First, consider the diagnosis of the competitive challenge. Above, we briefly trace Apple’s renewal from the year 2001, when it hit upon the product and business-model innovations of the iPod/iTunes combination. Prior to that, Apple was merely a niche player in the desktop computing industry and struggling financially. Steve Jobs turned the sinking company around by focusing on only two computer models (one laptop and one desktop) in each of two market segments (the professional market and the consumer market) as opposed to dozens of non-differentiated products within each segment. This streamlining of its product lineup enhanced Apple’s strategic focus. Even so, the outlook for Apple was grim. Jobs believed that Apple, with less than 5 percent market share, could not win in the personal computer industry where desktops and laptops had become commoditized gray boxes. In that world, Microsoft, Intel, and Dell were the star performers. Jobs needed to create the “next big thing.”3
A GUIDING POLICY.

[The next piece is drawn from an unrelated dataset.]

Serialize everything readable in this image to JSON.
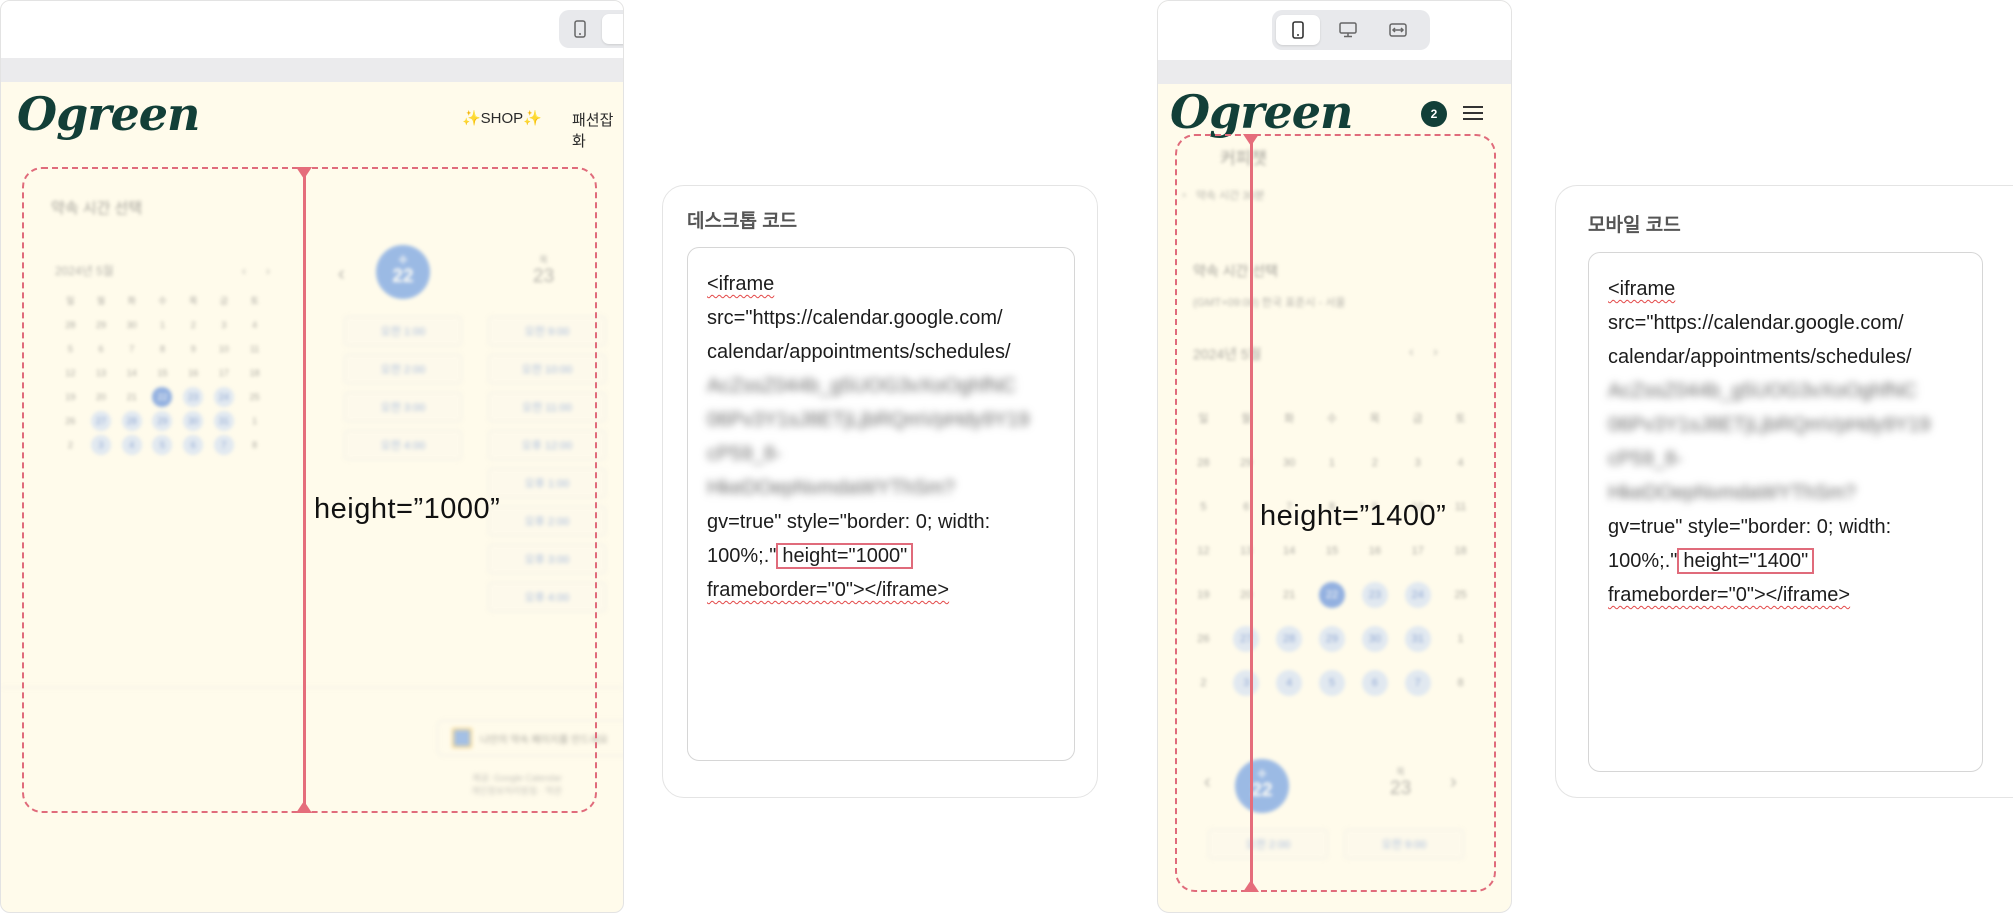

Second, let’s consider the guiding policy. Apple shifted its competitive focus away from personal computers to mobile devices. In doing so, Apple disrupted several industries through its product and business-model innovations. Combining hardware (i.e., the iPod) with a complementary service product (i.e., the iTunes Store) enabled Apple to devise a new business model. Users could now download individual songs legally (at 99 cents) rather than buying an entire CD or downloading the songs illegally using Napster and other file-sharing services. The availability of the iTunes Store drove sales of iPods. Along with rising sales for the new iPod and iTunes products, demand rose for iMacs. The new products helped disrupt the existing personal computer market because people wanted to manage their music and photos on a computer that worked seamlessly with their mobile devices. Apple then leveraged the success of the iPod/iTunes business-model innovation, following up with product-category defining innovations when launching the iPhone (in 2007) and the iPad (in 2010).

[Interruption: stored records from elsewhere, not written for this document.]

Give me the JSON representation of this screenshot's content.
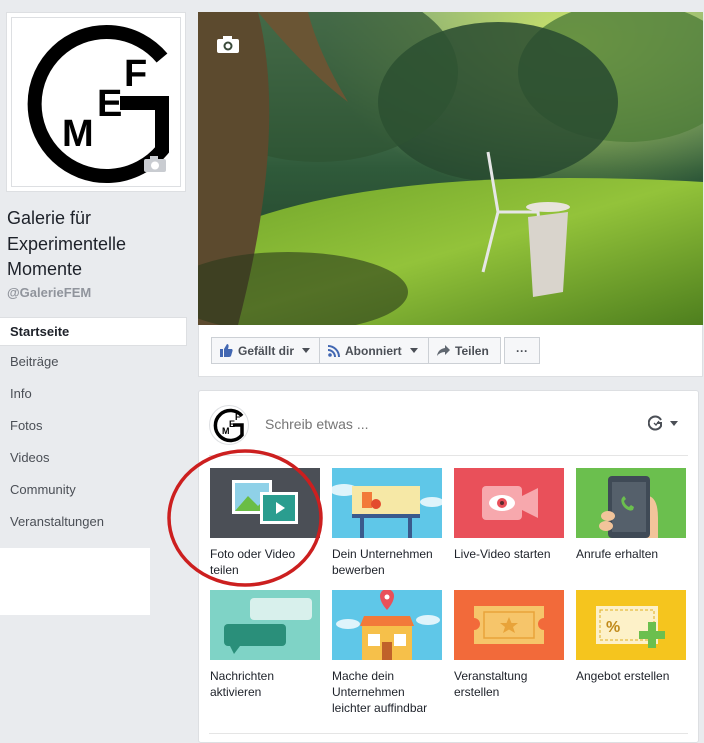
{
  "page": {
    "name": "Galerie für Experimentelle Momente",
    "handle": "@GalerieFEM",
    "logo_letters": "GMEF"
  },
  "nav": {
    "items": [
      {
        "label": "Startseite",
        "active": true
      },
      {
        "label": "Beiträge"
      },
      {
        "label": "Info"
      },
      {
        "label": "Fotos"
      },
      {
        "label": "Videos"
      },
      {
        "label": "Community"
      },
      {
        "label": "Veranstaltungen"
      }
    ]
  },
  "actions": {
    "like_label": "Gefällt dir",
    "follow_label": "Abonniert",
    "share_label": "Teilen",
    "more_label": "···"
  },
  "composer": {
    "placeholder": "Schreib etwas ..."
  },
  "tiles": [
    {
      "label": "Foto oder Video teilen",
      "icon": "photo-video-icon",
      "color": "#4b4f56"
    },
    {
      "label": "Dein Unternehmen bewerben",
      "icon": "billboard-icon",
      "color": "#5fc7e8"
    },
    {
      "label": "Live-Video starten",
      "icon": "live-video-icon",
      "color": "#e9505a"
    },
    {
      "label": "Anrufe erhalten",
      "icon": "phone-call-icon",
      "color": "#6bbf4e"
    },
    {
      "label": "Nachrichten aktivieren",
      "icon": "chat-bubbles-icon",
      "color": "#7fd3c6"
    },
    {
      "label": "Mache dein Unternehmen leichter auffindbar",
      "icon": "store-location-icon",
      "color": "#5fc7e8"
    },
    {
      "label": "Veranstaltung erstellen",
      "icon": "ticket-icon",
      "color": "#f26a3a"
    },
    {
      "label": "Angebot erstellen",
      "icon": "coupon-icon",
      "color": "#f5c51e"
    }
  ],
  "colors": {
    "annotation_circle": "#cc1f1f",
    "fb_blue": "#4267b2"
  }
}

Third, Apple implemented its guiding policy with a set of coherent actions. Apple’s coherent actions took a two-pronged approach: It drastically streamlined its product lineup through a simple rule—“we will make only one laptop and one desktop model for each of the two markets we serve, professional and consumer.” It also disrupted the industry status quo through a potent combination of product and business model innovations, executed at planned intervals. These actions allowed Apple to create a string of temporary competitive advantages (see Exhibit MC6.1). Taken together, this allowed Apple to sustain its superior performance for over a decade.

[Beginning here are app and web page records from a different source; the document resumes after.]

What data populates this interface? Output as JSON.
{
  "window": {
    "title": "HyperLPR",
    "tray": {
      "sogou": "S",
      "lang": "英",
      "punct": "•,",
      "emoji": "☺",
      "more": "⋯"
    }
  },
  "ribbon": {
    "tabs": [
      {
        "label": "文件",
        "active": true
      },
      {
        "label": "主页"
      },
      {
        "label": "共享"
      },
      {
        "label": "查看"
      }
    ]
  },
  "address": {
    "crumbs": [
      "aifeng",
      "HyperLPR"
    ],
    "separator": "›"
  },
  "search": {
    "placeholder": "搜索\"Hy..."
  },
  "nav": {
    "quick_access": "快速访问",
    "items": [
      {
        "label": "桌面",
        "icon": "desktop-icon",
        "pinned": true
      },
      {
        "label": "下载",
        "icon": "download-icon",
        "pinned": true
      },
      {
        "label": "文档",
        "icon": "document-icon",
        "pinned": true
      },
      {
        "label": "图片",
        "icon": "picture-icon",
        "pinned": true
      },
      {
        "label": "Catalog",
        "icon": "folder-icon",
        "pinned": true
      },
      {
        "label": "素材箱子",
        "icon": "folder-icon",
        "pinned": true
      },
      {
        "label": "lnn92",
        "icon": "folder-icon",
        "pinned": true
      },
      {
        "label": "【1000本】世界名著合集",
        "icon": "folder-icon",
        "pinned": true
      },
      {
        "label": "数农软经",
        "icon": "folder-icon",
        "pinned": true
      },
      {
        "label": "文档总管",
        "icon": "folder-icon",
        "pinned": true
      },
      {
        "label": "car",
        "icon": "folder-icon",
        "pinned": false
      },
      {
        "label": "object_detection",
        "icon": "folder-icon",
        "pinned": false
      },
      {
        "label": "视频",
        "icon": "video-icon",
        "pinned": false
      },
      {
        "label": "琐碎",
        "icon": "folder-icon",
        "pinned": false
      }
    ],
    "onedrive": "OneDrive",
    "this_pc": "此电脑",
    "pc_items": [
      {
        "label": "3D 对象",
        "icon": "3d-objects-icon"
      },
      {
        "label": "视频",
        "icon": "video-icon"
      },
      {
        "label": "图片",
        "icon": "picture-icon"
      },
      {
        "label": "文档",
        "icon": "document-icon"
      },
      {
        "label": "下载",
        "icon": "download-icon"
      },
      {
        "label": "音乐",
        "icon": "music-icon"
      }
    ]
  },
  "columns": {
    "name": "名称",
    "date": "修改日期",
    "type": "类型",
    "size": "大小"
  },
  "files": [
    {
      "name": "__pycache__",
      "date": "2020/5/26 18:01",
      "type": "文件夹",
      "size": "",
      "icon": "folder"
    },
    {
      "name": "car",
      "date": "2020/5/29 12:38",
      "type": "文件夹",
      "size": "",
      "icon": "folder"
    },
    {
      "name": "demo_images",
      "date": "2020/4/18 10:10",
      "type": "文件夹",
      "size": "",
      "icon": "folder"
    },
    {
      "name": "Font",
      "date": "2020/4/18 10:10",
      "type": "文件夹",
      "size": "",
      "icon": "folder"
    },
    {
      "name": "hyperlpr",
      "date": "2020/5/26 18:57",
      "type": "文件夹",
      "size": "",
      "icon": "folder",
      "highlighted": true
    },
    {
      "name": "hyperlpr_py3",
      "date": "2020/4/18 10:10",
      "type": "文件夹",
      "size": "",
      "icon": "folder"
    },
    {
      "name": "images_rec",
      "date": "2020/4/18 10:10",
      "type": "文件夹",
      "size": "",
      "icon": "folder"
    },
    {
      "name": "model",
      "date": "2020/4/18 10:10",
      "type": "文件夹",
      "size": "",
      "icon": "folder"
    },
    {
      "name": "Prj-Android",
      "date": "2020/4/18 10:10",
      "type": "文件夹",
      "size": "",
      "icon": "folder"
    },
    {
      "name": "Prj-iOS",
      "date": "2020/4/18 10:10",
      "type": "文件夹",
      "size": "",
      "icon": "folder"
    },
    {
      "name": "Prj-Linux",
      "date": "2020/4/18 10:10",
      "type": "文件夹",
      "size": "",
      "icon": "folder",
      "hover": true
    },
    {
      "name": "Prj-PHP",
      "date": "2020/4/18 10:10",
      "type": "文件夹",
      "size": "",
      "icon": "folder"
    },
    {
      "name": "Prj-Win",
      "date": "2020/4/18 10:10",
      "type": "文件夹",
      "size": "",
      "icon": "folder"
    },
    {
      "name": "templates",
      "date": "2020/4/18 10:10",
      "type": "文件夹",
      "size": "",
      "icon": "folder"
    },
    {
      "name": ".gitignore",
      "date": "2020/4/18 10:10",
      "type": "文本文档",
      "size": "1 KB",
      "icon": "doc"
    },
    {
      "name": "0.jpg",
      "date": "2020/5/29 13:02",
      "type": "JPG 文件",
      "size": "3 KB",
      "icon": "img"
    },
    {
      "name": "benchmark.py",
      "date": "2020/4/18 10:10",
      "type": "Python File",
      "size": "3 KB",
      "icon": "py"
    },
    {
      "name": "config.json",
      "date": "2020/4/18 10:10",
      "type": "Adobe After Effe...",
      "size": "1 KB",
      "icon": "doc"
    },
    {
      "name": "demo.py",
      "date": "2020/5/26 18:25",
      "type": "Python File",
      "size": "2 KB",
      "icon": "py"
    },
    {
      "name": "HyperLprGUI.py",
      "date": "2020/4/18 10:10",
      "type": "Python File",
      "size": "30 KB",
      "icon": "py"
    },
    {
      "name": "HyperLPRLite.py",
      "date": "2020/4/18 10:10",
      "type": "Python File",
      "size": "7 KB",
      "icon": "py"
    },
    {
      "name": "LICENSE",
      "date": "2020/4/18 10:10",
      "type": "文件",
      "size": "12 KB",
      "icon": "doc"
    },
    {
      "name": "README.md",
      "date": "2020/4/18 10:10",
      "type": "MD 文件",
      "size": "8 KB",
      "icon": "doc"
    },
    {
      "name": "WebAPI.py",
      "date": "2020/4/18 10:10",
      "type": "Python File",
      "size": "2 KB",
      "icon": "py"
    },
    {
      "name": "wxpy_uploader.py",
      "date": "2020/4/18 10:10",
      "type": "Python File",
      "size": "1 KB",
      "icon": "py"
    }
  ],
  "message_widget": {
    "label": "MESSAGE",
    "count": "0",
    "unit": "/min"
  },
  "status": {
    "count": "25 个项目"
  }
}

Past performance, however, is no guarantee of future performance. Microsoft was once the most valuable company in the world but has since struggled to keep up with Apple. At the same time, Microsoft, as well as Google, Samsung, Amazon, and others, is working hard to neutralize Apple’s competitive advantage.
The trillion-dollar question is whether Apple can continue to maintain a competitive advantage in the face of increasingly strong competition and rapidly changing industry environments. In both mobile payment systems (Apple Pay launched in 2014) and music streaming (Apple Music launched in 2015), Apple was a later mover. The Apple Watch, introduced in 2015, is the first new product category Apple launched the iPad in 2010. Although Apple has 55 percent market share and captures over 90 percent of profits in the smartphone industry (as of 2015), over 60 percent of Apple’s $225 billion revenues come from the iPhone.
1. Explain Apple’s success over the last decade. Think about which industries it has disrupted and how. Also look at Apple’s main competitors.
2. Is Apple’s success attributable to industry effects or firm effects, or a combination of both? Explain.
3. What are the greatest challenges Apple is facing? Detail them by internal weaknesses and external threats. How can Apple transform internal weaknesses into strengths, and external threats into opportunities?
4. Apply the three-step process for developing a good strategy outlined above (diagnose the competitive challenge, derive a guiding policy, and implement a set of coherent actions) to Apple’s situation today. Which recommendations would you have for Apple to outperform its competitors in the future? Be specific.